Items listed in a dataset
•••••
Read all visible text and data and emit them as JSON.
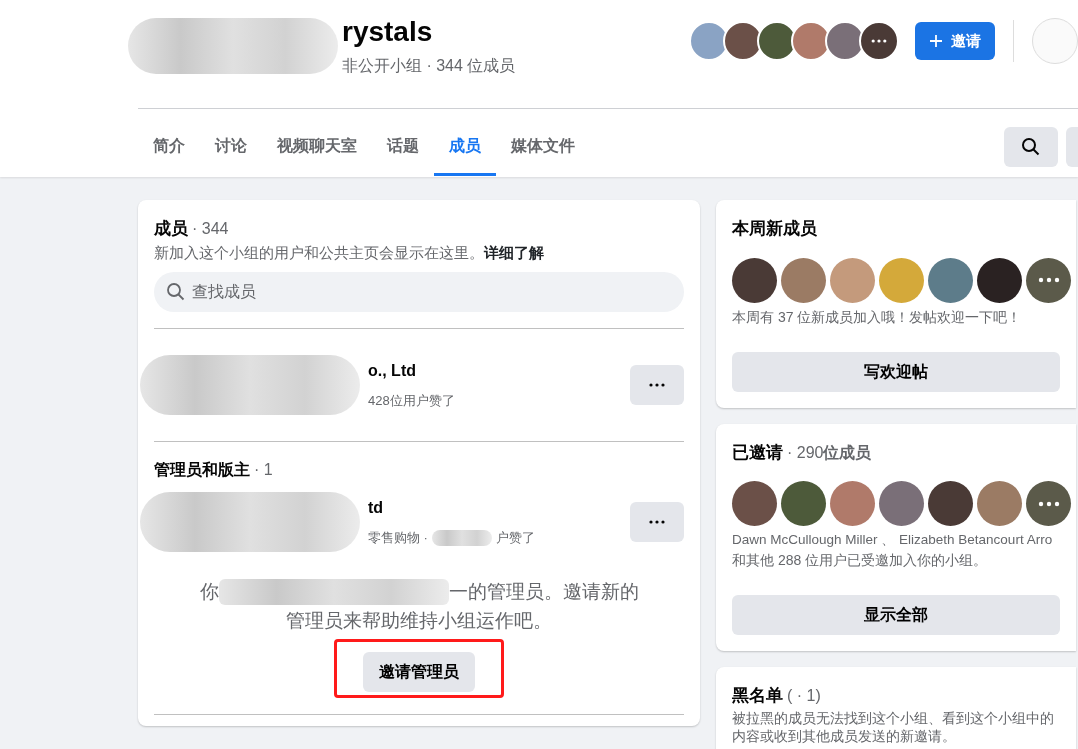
{
  "header": {
    "title": "rystals",
    "subtitle": "非公开小组 · 344 位成员",
    "invite_button": "邀请"
  },
  "tabs": [
    {
      "label": "简介",
      "selected": false
    },
    {
      "label": "讨论",
      "selected": false
    },
    {
      "label": "视频聊天室",
      "selected": false
    },
    {
      "label": "话题",
      "selected": false
    },
    {
      "label": "成员",
      "selected": true
    },
    {
      "label": "媒体文件",
      "selected": false
    }
  ],
  "members_card": {
    "title": "成员",
    "count": "· 344",
    "description": "新加入这个小组的用户和公共主页会显示在这里。",
    "learn_more": "详细了解",
    "search": {
      "placeholder": "查找成员"
    },
    "members": [
      {
        "name": "o., Ltd",
        "meta": "428位用户赞了"
      }
    ],
    "admins_title": "管理员和版主",
    "admins_count": "· 1",
    "admins": [
      {
        "name": "td",
        "meta_before": "零售购物 ·",
        "meta_after": "户赞了"
      }
    ],
    "note_before": "你",
    "note_after": "一的管理员。邀请新的",
    "note_line2": "管理员来帮助维持小组运作吧。",
    "admin_button": {
      "label": "邀请管理员",
      "highlighted": true
    }
  },
  "new_members": {
    "title": "本周新成员",
    "text": "本周有 37 位新成员加入哦！发帖欢迎一下吧！",
    "button": "写欢迎帖"
  },
  "invited": {
    "title": "已邀请",
    "count": "· 290**位成员**",
    "names": "Dawn McCullough Miller 、 Elizabeth Betancourt Arro",
    "text": "和其他 288 位用户已受邀加入你的小组。",
    "button": "显示全部"
  },
  "blocked": {
    "title": "黑名单",
    "count": "( · 1)",
    "line1": "被拉黑的成员无法找到这个小组、看到这个小组中的",
    "line2": "内容或收到其他成员发送的新邀请。"
  }
}
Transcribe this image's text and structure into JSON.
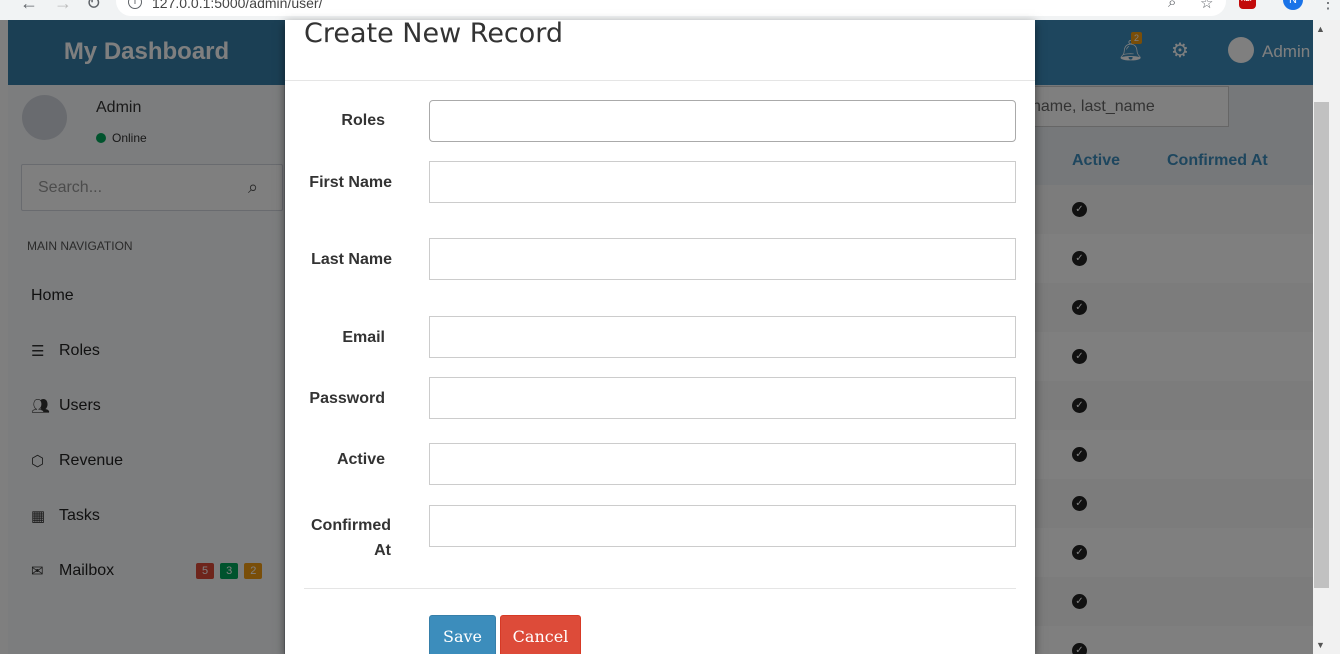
{
  "browser": {
    "url": "127.0.0.1:5000/admin/user/",
    "back_icon": "arrow-left",
    "forward_icon": "arrow-right",
    "reload_icon": "reload",
    "profile_initial": "N"
  },
  "header": {
    "logo": "My Dashboard",
    "notification_count": "2",
    "user_name": "Admin"
  },
  "sidebar": {
    "user_name": "Admin",
    "status": "Online",
    "search_placeholder": "Search...",
    "section_header": "MAIN NAVIGATION",
    "items": [
      {
        "label": "Home",
        "icon": "none"
      },
      {
        "label": "Roles",
        "icon": "server-icon"
      },
      {
        "label": "Users",
        "icon": "users-icon"
      },
      {
        "label": "Revenue",
        "icon": "cube-icon"
      },
      {
        "label": "Tasks",
        "icon": "calendar-icon"
      },
      {
        "label": "Mailbox",
        "icon": "envelope-icon"
      }
    ],
    "mailbox_badges": [
      {
        "value": "5",
        "color": "#dd4b39"
      },
      {
        "value": "3",
        "color": "#00a65a"
      },
      {
        "value": "2",
        "color": "#f39c12"
      }
    ]
  },
  "content": {
    "search_placeholder": "name, last_name",
    "columns": [
      "Active",
      "Confirmed At"
    ]
  },
  "modal": {
    "title": "Create New Record",
    "fields": [
      {
        "label": "Roles",
        "value": ""
      },
      {
        "label": "First Name",
        "value": ""
      },
      {
        "label": "Last Name",
        "value": ""
      },
      {
        "label": "Email",
        "value": ""
      },
      {
        "label": "Password",
        "value": ""
      },
      {
        "label": "Active",
        "value": ""
      },
      {
        "label": "Confirmed",
        "label2": "At",
        "value": ""
      }
    ],
    "save_label": "Save",
    "cancel_label": "Cancel"
  },
  "colors": {
    "primary": "#3c8dbc",
    "danger": "#dd4b39",
    "success": "#00a65a",
    "warning": "#f39c12"
  }
}
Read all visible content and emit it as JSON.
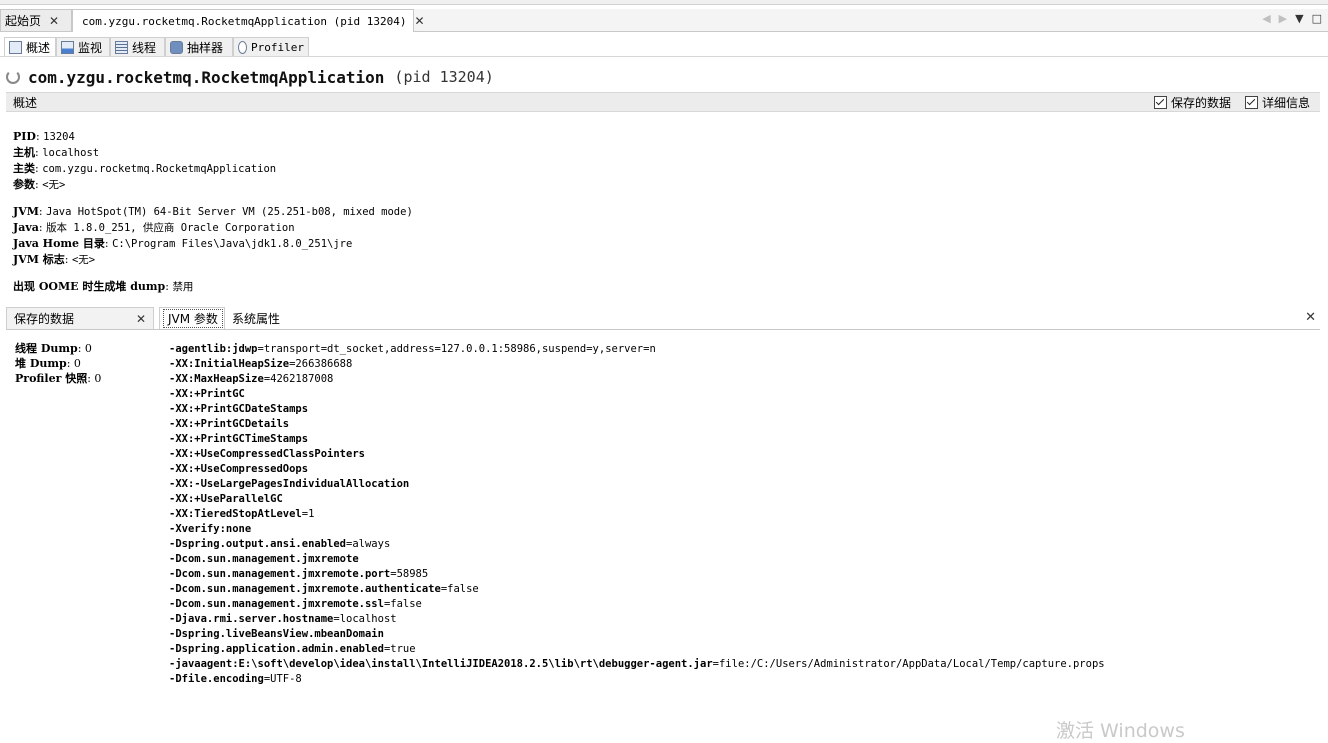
{
  "doc_tabs": [
    {
      "label": "起始页",
      "close": "✕"
    },
    {
      "label": "com.yzgu.rocketmq.RocketmqApplication (pid 13204)",
      "close": "✕"
    }
  ],
  "window_controls": {
    "left": "◀",
    "right": "▶",
    "menu": "▼",
    "maximize": "□"
  },
  "view_tabs": [
    {
      "label": "概述",
      "icon": "overview-icon"
    },
    {
      "label": "监视",
      "icon": "monitor-icon"
    },
    {
      "label": "线程",
      "icon": "threads-icon"
    },
    {
      "label": "抽样器",
      "icon": "sampler-icon"
    },
    {
      "label": "Profiler",
      "icon": "profiler-icon"
    }
  ],
  "app": {
    "name": "com.yzgu.rocketmq.RocketmqApplication",
    "pid": "(pid 13204)"
  },
  "overview": {
    "title": "概述",
    "checkbox_saved": "保存的数据",
    "checkbox_details": "详细信息"
  },
  "info": {
    "pid_label": "PID",
    "pid_value": "13204",
    "host_label": "主机",
    "host_value": "localhost",
    "main_class_label": "主类",
    "main_class_value": "com.yzgu.rocketmq.RocketmqApplication",
    "args_label": "参数",
    "args_value": "<无>",
    "jvm_label": "JVM",
    "jvm_value": "Java HotSpot(TM) 64-Bit Server VM (25.251-b08, mixed mode)",
    "java_label": "Java",
    "java_value": "版本 1.8.0_251, 供应商 Oracle Corporation",
    "java_home_label": "Java Home 目录",
    "java_home_value": "C:\\Program Files\\Java\\jdk1.8.0_251\\jre",
    "jvm_flags_label": "JVM 标志",
    "jvm_flags_value": "<无>",
    "oome_label": "出现 OOME 时生成堆 dump",
    "oome_value": "禁用"
  },
  "lower_tabs": {
    "saved_tab": "保存的数据",
    "saved_close": "✕",
    "jvm_args_tab": "JVM 参数",
    "sys_props_tab": "系统属性",
    "panel_close": "✕"
  },
  "saved_data": [
    {
      "label": "线程 Dump",
      "value": "0"
    },
    {
      "label": "堆 Dump",
      "value": "0"
    },
    {
      "label": "Profiler 快照",
      "value": "0"
    }
  ],
  "jvm_args": [
    {
      "k": "-agentlib:jdwp",
      "v": "=transport=dt_socket,address=127.0.0.1:58986,suspend=y,server=n"
    },
    {
      "k": "-XX:InitialHeapSize",
      "v": "=266386688"
    },
    {
      "k": "-XX:MaxHeapSize",
      "v": "=4262187008"
    },
    {
      "k": "-XX:+PrintGC",
      "v": ""
    },
    {
      "k": "-XX:+PrintGCDateStamps",
      "v": ""
    },
    {
      "k": "-XX:+PrintGCDetails",
      "v": ""
    },
    {
      "k": "-XX:+PrintGCTimeStamps",
      "v": ""
    },
    {
      "k": "-XX:+UseCompressedClassPointers",
      "v": ""
    },
    {
      "k": "-XX:+UseCompressedOops",
      "v": ""
    },
    {
      "k": "-XX:-UseLargePagesIndividualAllocation",
      "v": ""
    },
    {
      "k": "-XX:+UseParallelGC",
      "v": ""
    },
    {
      "k": "-XX:TieredStopAtLevel",
      "v": "=1"
    },
    {
      "k": "-Xverify:none",
      "v": ""
    },
    {
      "k": "-Dspring.output.ansi.enabled",
      "v": "=always"
    },
    {
      "k": "-Dcom.sun.management.jmxremote",
      "v": ""
    },
    {
      "k": "-Dcom.sun.management.jmxremote.port",
      "v": "=58985"
    },
    {
      "k": "-Dcom.sun.management.jmxremote.authenticate",
      "v": "=false"
    },
    {
      "k": "-Dcom.sun.management.jmxremote.ssl",
      "v": "=false"
    },
    {
      "k": "-Djava.rmi.server.hostname",
      "v": "=localhost"
    },
    {
      "k": "-Dspring.liveBeansView.mbeanDomain",
      "v": ""
    },
    {
      "k": "-Dspring.application.admin.enabled",
      "v": "=true"
    },
    {
      "k": "-javaagent:E:\\soft\\develop\\idea\\install\\IntelliJIDEA2018.2.5\\lib\\rt\\debugger-agent.jar",
      "v": "=file:/C:/Users/Administrator/AppData/Local/Temp/capture.props"
    },
    {
      "k": "-Dfile.encoding",
      "v": "=UTF-8"
    }
  ],
  "watermark": "激活 Windows"
}
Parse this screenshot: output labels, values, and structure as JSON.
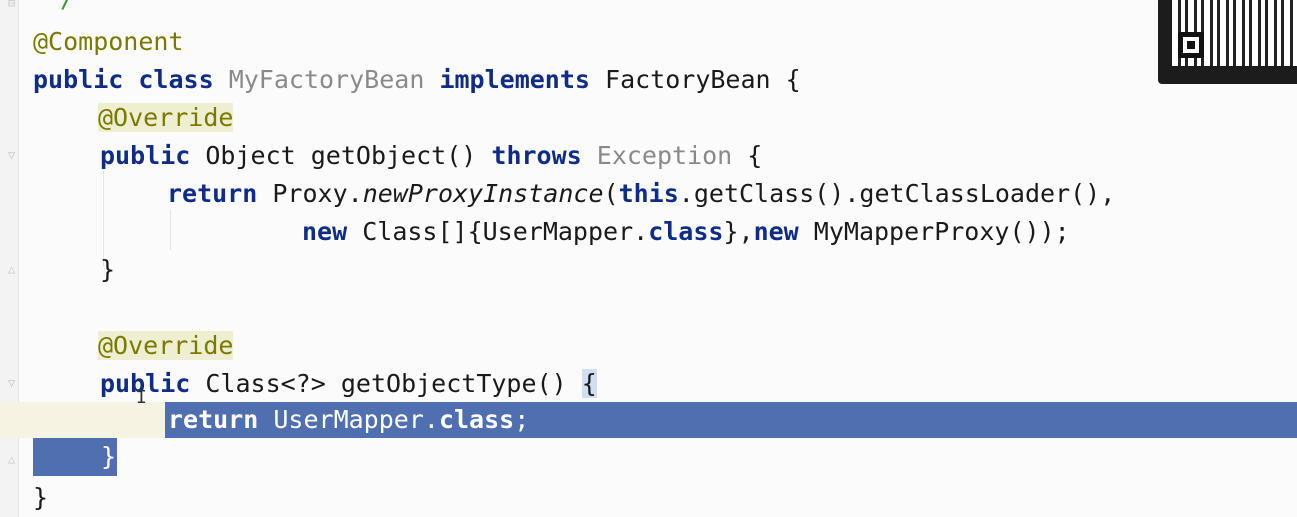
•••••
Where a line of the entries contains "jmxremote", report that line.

      "k": "-Dcom.sun.management.jmxremote",
      "k": "-Dcom.sun.management.jmxremote.port",
      "k": "-Dcom.sun.management.jmxremote.authenticate",
      "k": "-Dcom.sun.management.jmxremote.ssl",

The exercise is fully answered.